Glucose Concentrations in Closely Related Titmice () Species Linked to Regional Habitat Differences Across an Avian Hybrid Zone Academic Article uri icon

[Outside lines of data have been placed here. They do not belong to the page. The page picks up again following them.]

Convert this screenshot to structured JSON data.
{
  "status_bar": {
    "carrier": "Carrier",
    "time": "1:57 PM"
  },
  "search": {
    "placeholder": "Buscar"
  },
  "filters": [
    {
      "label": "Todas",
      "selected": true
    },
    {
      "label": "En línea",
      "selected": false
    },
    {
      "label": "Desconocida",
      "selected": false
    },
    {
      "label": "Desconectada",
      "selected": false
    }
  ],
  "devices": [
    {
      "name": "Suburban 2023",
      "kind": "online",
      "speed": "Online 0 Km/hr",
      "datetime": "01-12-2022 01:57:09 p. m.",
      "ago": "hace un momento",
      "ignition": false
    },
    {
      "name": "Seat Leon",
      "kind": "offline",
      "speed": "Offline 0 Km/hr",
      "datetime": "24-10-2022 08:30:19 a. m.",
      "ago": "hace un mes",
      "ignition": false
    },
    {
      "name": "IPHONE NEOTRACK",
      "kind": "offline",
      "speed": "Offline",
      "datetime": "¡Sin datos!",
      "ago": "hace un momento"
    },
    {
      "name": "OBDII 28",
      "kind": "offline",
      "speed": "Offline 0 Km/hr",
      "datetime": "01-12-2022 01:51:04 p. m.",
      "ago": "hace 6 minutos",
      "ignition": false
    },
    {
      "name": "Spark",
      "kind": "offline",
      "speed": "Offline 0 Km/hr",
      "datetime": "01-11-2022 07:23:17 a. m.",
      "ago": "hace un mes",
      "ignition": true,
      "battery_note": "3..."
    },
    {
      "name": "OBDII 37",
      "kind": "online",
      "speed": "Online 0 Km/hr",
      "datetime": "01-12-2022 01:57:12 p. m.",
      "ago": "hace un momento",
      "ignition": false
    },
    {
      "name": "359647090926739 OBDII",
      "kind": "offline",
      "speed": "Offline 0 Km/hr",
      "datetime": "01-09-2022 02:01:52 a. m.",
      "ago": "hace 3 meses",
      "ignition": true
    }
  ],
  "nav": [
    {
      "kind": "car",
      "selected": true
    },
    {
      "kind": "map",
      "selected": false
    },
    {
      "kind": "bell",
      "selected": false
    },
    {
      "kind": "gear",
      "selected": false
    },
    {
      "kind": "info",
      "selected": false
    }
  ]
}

  • Aims:We used physiological data, in conjunction with habitat information, to elucidate the interactions between two hybridizing songbirds within a hybrid zone.Background:Hybrid zones are ideal regions to examine a variety of ecological, behavior, and evolutionary processes. In addition to genetics, behavior, and morphology, physiological differences may impact hybrid fitness, genetic introgression, and even the stability of a hybrid zone.Objective:To assess physiological differences in hybridizing species, we investigated selected venous blood analytes in two species of songbirds hybridizing along the Balcones Escarpment in central Texas.Methods:Using a portable blood analyzer, we assayed blood samples from Black-crested Titmouse (Baeolophus atricristatus) and Tufted Titmouse (B. bicolor) individuals along a longitudinal transect that included the contact zone. Ecologically, this transect varies from higher elevation semi-arid regions on the Balcones Escarpment (and west across the Edwards Plateau) to lower elevation mesic forests east of the escarpment.Results:As expected, several blood analytes differed with age, sex, and sedative administration; however, we observed relatively increased blood glucose concentrations in Black-crested Titmice, which occupy the semi-arid habitats of west Texas. Furthermore, glucose concentrations were further elevated following rainfall events. Blood glucose concentrations often increase during stressful conditions and or related to changes in diet.Conclusion:We suspect that Black-crested Titmice have relatively increased blood glucose concentrations as a product of living in a semi-arid environment that causes chronic stress from unpredictable food and water resources. The link between rainfall and glucose may be a result of the increased and greater diversity of food availability after rainfall. Although further research is needed, we suspect that habitat differences and associated lack of physiological adaptations may be a limiting factor in westward range expansion in the more aggressive Tufted Titmice.

published proceedings

  • The Open Ornithology Journal

author list (cited authors)

  • Vaughn, J. C., Voelker, G., & Heatley, J. J.

complete list of authors

  • Vaughn, Jennifer C||Voelker, Gary||Heatley, J Jill

publication date

  • July 2020